That's right. I am actually getting around to continuing and eventually finishing this series. Seeing as we've finished picking our line-up, the next logical step is to grab us some pitching. This cupboard is a lot less bare than some of our positions were. I'm positive there will be much complaining about names I left off, but as before, I really don't care. I make the list, so I get to choose. As per someone's (I'm not going back and looking it up), we'll have a RHP, LHP, and a closer. After all that, we'll pick a manager and maybe do a uniform poll. Anyways, my return to the contribution that got me where I am today starts now.
We're starting off with a Hall of Famer. "Sunday Teddy" pitched his entire 21-year career with the White Sox. In 1926, he threw a no-hitter that took a mere 67 minutes to complete. His number, 16, is retired by us and his picture adorns the wall behind Q!. Towards the end of his career in 1939, Jimmy Dykes began to pitch him exclusively on Sundays, hence the semi-creepy nickname. He was a one-time All-Star. Lyons is the franchise leader in wins, innings, and complete games. He is second in games played and seventh in strikeouts (Buehrle just bumped him this past season). All in all, these are his numbers: 260 wins, 230 losses, 594 games, 356 complete games, 27 shutouts, 4161 innings pitched, 1073 strikeouts, 3.67 ERA, 1.348 WHIP, and an ERA+ of 118.
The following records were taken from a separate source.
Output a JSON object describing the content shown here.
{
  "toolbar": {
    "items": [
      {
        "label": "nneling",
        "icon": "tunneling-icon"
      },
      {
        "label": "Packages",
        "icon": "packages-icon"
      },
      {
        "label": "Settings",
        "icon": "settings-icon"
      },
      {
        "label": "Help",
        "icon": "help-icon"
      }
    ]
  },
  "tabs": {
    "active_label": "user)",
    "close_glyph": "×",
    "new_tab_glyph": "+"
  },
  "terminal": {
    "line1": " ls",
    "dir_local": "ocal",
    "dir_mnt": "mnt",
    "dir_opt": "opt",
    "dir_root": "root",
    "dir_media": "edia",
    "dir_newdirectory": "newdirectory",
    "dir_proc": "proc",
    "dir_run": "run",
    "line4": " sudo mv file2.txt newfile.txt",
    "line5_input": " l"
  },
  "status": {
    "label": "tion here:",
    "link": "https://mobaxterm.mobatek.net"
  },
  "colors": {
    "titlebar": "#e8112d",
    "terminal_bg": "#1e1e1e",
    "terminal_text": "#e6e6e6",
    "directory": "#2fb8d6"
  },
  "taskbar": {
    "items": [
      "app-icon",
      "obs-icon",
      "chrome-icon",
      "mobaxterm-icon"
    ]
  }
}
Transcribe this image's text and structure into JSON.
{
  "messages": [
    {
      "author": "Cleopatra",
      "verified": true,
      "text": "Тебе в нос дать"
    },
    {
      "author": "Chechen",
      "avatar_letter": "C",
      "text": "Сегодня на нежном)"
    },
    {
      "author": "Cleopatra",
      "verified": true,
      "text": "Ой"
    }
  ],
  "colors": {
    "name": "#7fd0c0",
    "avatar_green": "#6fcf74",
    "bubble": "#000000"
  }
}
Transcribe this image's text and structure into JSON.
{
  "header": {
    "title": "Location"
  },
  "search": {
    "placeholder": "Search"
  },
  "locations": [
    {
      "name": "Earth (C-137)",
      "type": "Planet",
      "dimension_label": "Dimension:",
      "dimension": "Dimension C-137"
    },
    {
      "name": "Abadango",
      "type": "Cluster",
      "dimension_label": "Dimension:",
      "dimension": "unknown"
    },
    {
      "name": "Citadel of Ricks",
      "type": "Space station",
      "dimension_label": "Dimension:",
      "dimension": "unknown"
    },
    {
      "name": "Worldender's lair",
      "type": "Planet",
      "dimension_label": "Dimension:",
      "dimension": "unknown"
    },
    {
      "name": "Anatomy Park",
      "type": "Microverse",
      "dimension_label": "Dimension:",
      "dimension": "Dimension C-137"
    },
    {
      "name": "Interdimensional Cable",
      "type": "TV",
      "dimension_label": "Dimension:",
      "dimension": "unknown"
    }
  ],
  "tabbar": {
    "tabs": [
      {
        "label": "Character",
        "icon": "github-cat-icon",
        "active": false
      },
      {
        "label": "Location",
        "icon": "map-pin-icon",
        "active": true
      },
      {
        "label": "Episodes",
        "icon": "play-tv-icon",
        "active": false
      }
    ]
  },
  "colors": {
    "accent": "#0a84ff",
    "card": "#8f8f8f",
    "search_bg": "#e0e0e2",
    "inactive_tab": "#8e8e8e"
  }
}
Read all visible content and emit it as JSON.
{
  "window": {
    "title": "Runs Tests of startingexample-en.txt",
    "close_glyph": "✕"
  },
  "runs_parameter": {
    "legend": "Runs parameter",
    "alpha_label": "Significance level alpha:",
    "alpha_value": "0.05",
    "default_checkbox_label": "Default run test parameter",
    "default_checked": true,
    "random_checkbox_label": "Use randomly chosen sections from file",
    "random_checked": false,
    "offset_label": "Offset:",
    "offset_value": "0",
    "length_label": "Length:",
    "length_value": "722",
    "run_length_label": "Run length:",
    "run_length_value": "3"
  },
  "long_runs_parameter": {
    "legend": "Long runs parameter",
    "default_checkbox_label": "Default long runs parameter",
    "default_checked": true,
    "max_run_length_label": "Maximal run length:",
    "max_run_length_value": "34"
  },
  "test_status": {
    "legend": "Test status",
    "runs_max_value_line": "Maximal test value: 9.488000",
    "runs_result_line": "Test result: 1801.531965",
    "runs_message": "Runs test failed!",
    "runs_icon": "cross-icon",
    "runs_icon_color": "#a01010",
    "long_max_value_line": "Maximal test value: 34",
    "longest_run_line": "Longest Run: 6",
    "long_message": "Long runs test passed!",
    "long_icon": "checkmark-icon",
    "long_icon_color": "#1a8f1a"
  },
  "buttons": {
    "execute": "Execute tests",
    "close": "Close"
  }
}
Man, did he look grumpy. We have yet another White Sox lifer who made the HoF. Red pitched 20 seasons for us way back in the day. He actually won a ring in 1917; and if not for catching the flu, Faber may have been able to stop the fix in 1919 seeing as he would have been taking starts away from the Black Sox. Faber was a spitballer and was grandfathered from the rule change in 1920. Faber ranks second in wins, innings, and complete games. He is fourth in strikeouts though. His numbers with us were: 254 wins, 213 losses, 669 games, 273 complete, 29 shutouts, 4087.6 innings pitched, 1471 strikeouts, 3.15 ERA, 1.302 WHIP, and an ERA+ of 119.
Keeping both the rhyme scheme and HoF group intact, Ed Walsh is next on the list. Ed Walsh is probably the only White Sox player who will ever hold an MLB career record. That record is for ERA and is a freakishly small 1.82. According to stories, Walsh was consulted for the dimensions of Old Comiskey and is responsible for the pitcher's park everyone older than me got to know and love. Walsh ranks first in team history in both ERA and shutouts. He ranks second in strikeouts and WHIP, and ranks third in innings and complete games. Walsh pitched for the 1906 "Hitless Wonders" and had two seasons where he pitched over 400 innings. His career numbers are as follow: 195 wins, 126 losses, 430 games, 250 complete games, 57 shutouts, 2964.3 innings pitched, 1736 strikeouts, 1.82 ERA, 1.00 WHIP, and an ERA+ of 146.
One of the main bastards responsible for 1919, Eddie Cicotte was one hell of a pitcher. We bought him from the other Sox in 1912 and he helped lead to the 1917 championship with one of the best years of his career. We all know what comes next, so I will skip retyping it. Kunckles is fourth in ERA, seventh in wins and innings, and tenth in strikeouts. For his career with us, he posted these: 156 wins, 102 losses, 353 games, 183 complete games, 28 shutouts, 2322.3 innings, 961 strikeouts, 2.25 ERA, 1.112 WHIP, and an ERA+ of 133.
I was gonna type about Joe Horlen, but nah. These four seem solid enough. I'll hopefully get around to the LHPs soon, but until then